What you will do:
Where does the word "Esri" appear in the entries below? Copy each line that holds it.

(The data Opens)

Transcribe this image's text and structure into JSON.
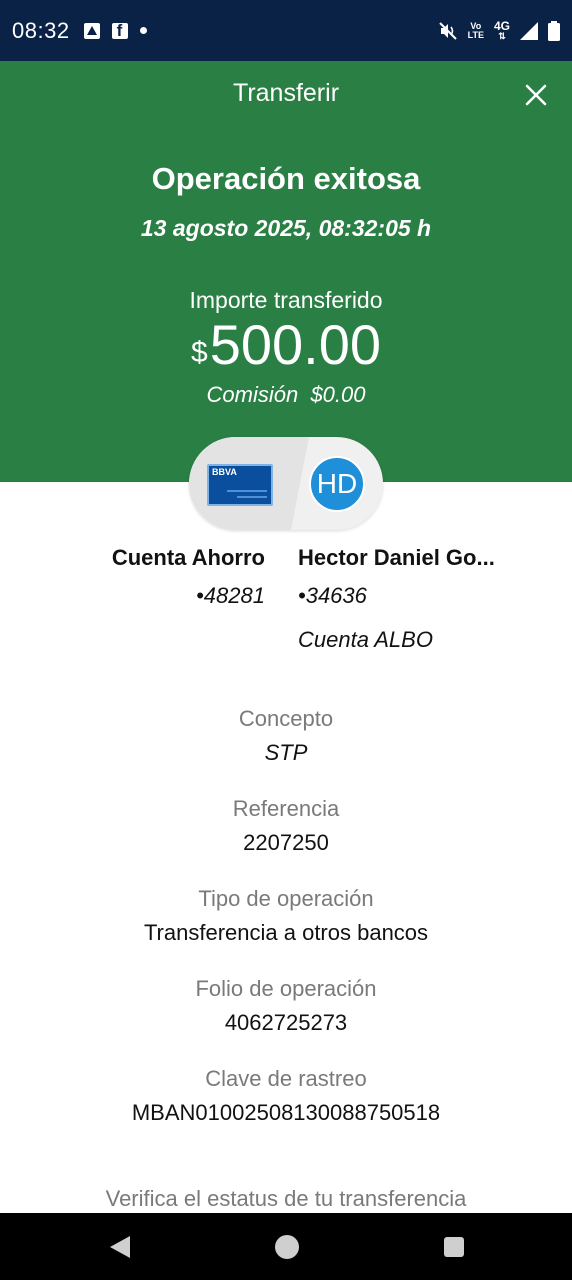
{
  "status_bar": {
    "time": "08:32",
    "network": "4G",
    "volte_line1": "Vo",
    "volte_line2": "LTE",
    "icons": [
      "app-a-icon",
      "facebook-icon",
      "notification-dot-icon",
      "mute-icon",
      "signal-icon",
      "battery-icon"
    ]
  },
  "header": {
    "title": "Transferir",
    "success_title": "Operación exitosa",
    "date": "13 agosto 2025, 08:32:05 h",
    "amount_label": "Importe transferido",
    "currency_symbol": "$",
    "amount": "500.00",
    "commission_label": "Comisión",
    "commission_value": "$0.00",
    "background_color": "#2a7f45"
  },
  "transfer": {
    "card_brand": "BBVA",
    "avatar_initials": "HD",
    "avatar_color": "#1f8fd9",
    "from": {
      "name": "Cuenta Ahorro",
      "number": "•48281"
    },
    "to": {
      "name": "Hector Daniel Go...",
      "number": "•34636",
      "bank": "Cuenta ALBO"
    }
  },
  "details": [
    {
      "label": "Concepto",
      "value": "STP"
    },
    {
      "label": "Referencia",
      "value": "2207250"
    },
    {
      "label": "Tipo de operación",
      "value": "Transferencia a otros bancos"
    },
    {
      "label": "Folio de operación",
      "value": "4062725273"
    },
    {
      "label": "Clave de rastreo",
      "value": "MBAN01002508130088750518"
    }
  ],
  "verify_text": "Verifica el estatus de tu transferencia"
}
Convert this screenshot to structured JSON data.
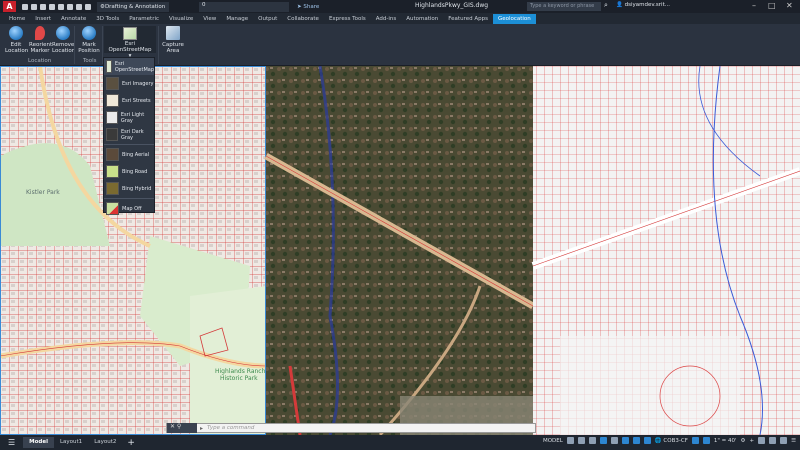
{
  "titlebar": {
    "app_logo": "A",
    "workspace": "Drafting & Annotation",
    "layer": "0",
    "share": "Share",
    "document_title": "HighlandsPkwy_GIS.dwg",
    "search_placeholder": "Type a keyword or phrase",
    "user": "dsiyamdev.srit..."
  },
  "tabs": [
    "Home",
    "Insert",
    "Annotate",
    "3D Tools",
    "Parametric",
    "Visualize",
    "View",
    "Manage",
    "Output",
    "Collaborate",
    "Express Tools",
    "Add-ins",
    "Automation",
    "Featured Apps",
    "Geolocation"
  ],
  "active_tab": "Geolocation",
  "ribbon": {
    "location": {
      "label": "Location",
      "buttons": [
        "Edit Location",
        "Reorient Marker",
        "Remove Location"
      ]
    },
    "tools": {
      "label": "Tools",
      "buttons": [
        "Mark Position"
      ]
    },
    "map_selector": "Esri OpenStreetMap",
    "capture": "Capture Area"
  },
  "map_menu": {
    "items": [
      "Esri OpenStreetMap",
      "Esri Imagery",
      "Esri Streets",
      "Esri Light Gray",
      "Esri Dark Gray",
      "Bing Aerial",
      "Bing Road",
      "Bing Hybrid",
      "Map Off"
    ],
    "selected": "Esri OpenStreetMap"
  },
  "map_labels": {
    "park1": "Kistler Park",
    "park2a": "Highlands Ranch",
    "park2b": "Historic Park"
  },
  "command_line": {
    "placeholder": "Type a command"
  },
  "layout_tabs": [
    "Model",
    "Layout1",
    "Layout2"
  ],
  "active_layout": "Model",
  "statusbar": {
    "model": "MODEL",
    "coords": "COB3-CF",
    "scale": "1\" = 40'"
  },
  "colors": {
    "accent": "#1c8fd6",
    "parcel": "#d43a3a",
    "satellite": "#3c4a2c",
    "osm_bg": "#f1ede4"
  }
}
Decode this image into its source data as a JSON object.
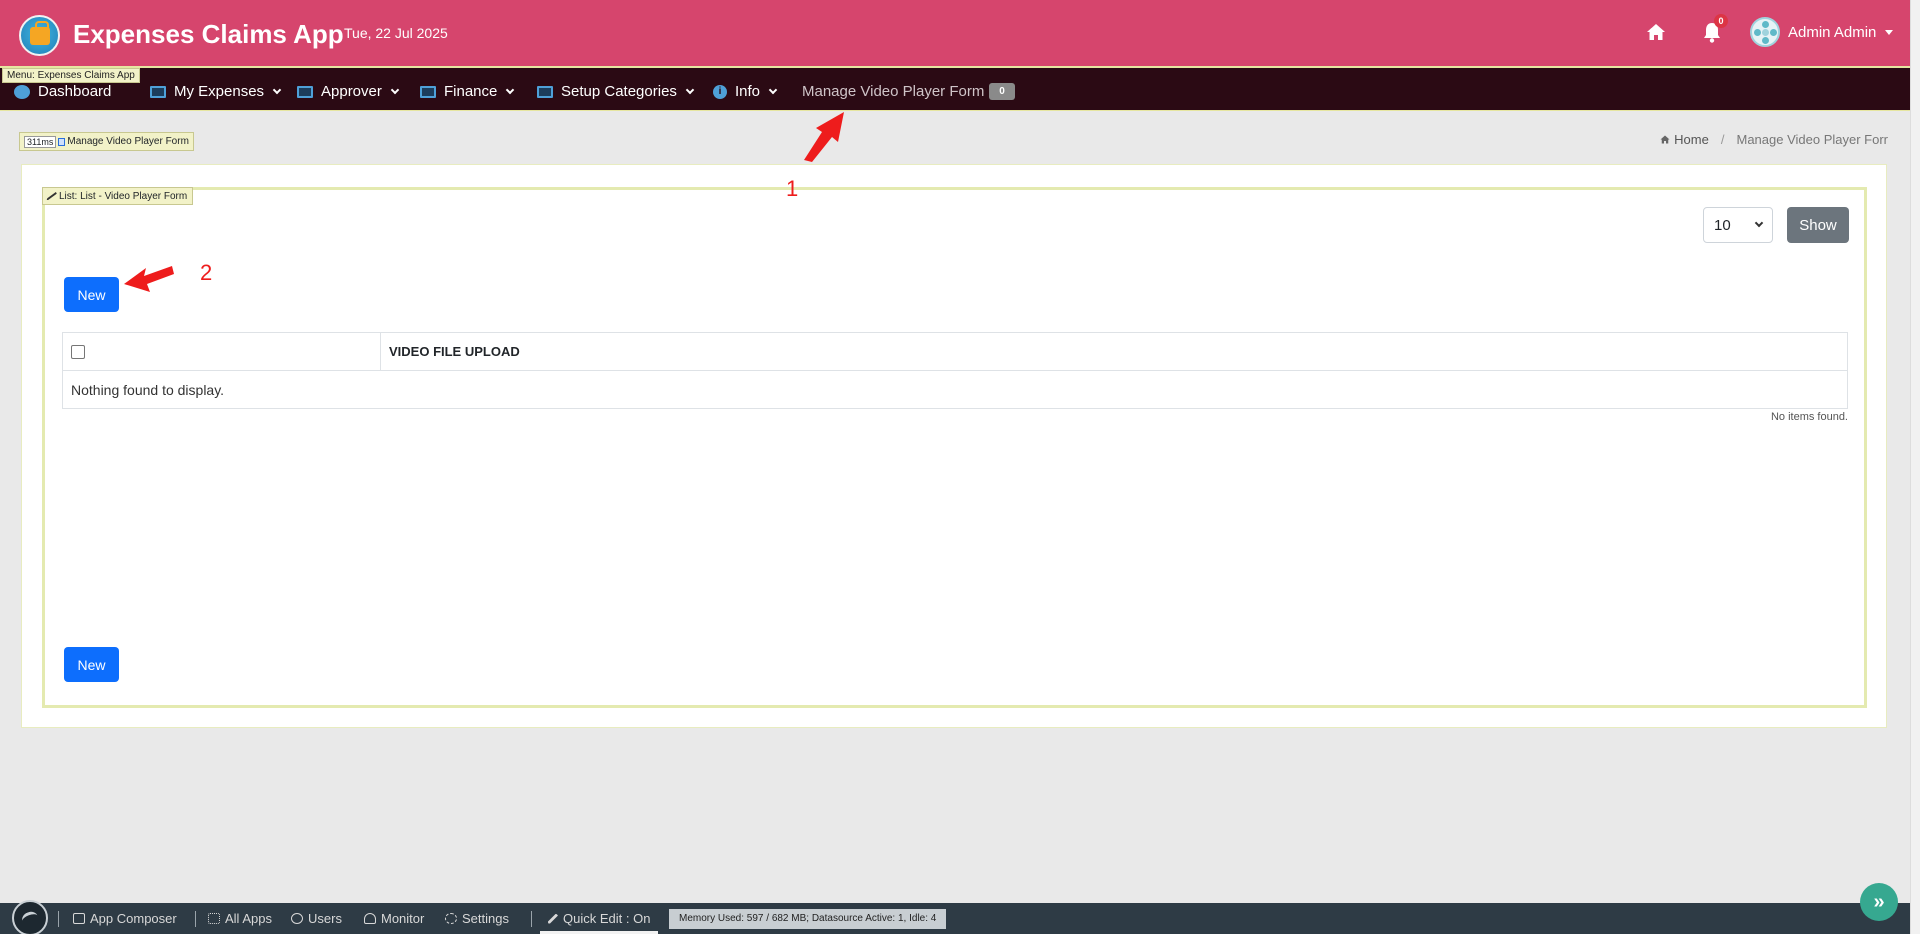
{
  "header": {
    "title": "Expenses Claims App",
    "date": "Tue, 22 Jul 2025",
    "notification_count": "0",
    "user_name": "Admin Admin"
  },
  "navbar": {
    "menu_tag": "Menu: Expenses Claims App",
    "items": [
      {
        "label": "Dashboard",
        "icon": "dashboard-icon"
      },
      {
        "label": "My Expenses",
        "icon": "screen-icon"
      },
      {
        "label": "Approver",
        "icon": "screen-icon"
      },
      {
        "label": "Finance",
        "icon": "screen-icon"
      },
      {
        "label": "Setup Categories",
        "icon": "screen-icon"
      },
      {
        "label": "Info",
        "icon": "info-icon"
      },
      {
        "label": "Manage Video Player Form"
      }
    ],
    "badge": "0"
  },
  "page": {
    "timing": "311ms",
    "timing_label": "Manage Video Player Form",
    "breadcrumb": {
      "home": "Home",
      "current": "Manage Video Player Forr"
    }
  },
  "list": {
    "tag": "List: List - Video Player Form",
    "page_size": "10",
    "show_label": "Show",
    "new_label": "New",
    "columns": [
      "VIDEO FILE UPLOAD"
    ],
    "empty_message": "Nothing found to display.",
    "no_items": "No items found."
  },
  "annotations": {
    "one": "1",
    "two": "2"
  },
  "footer": {
    "app_composer": "App Composer",
    "all_apps": "All Apps",
    "users": "Users",
    "monitor": "Monitor",
    "settings": "Settings",
    "quick_edit": "Quick Edit : On",
    "memory": "Memory Used: 597 / 682 MB; Datasource Active: 1, Idle: 4"
  },
  "colors": {
    "header_bg": "#d6456d",
    "navbar_bg": "#2b0a14",
    "primary": "#0d6efd",
    "secondary": "#6c757d",
    "footer_bg": "#2e3b45",
    "annotation": "#ee1c1c"
  }
}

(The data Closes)

Answer to this exercise:
    "map_selector": "Esri OpenStreetMap",
      "Esri OpenStreetMap",
      "Esri Imagery",
      "Esri Streets",
      "Esri Light Gray",
      "Esri Dark Gray",
    "selected": "Esri OpenStreetMap"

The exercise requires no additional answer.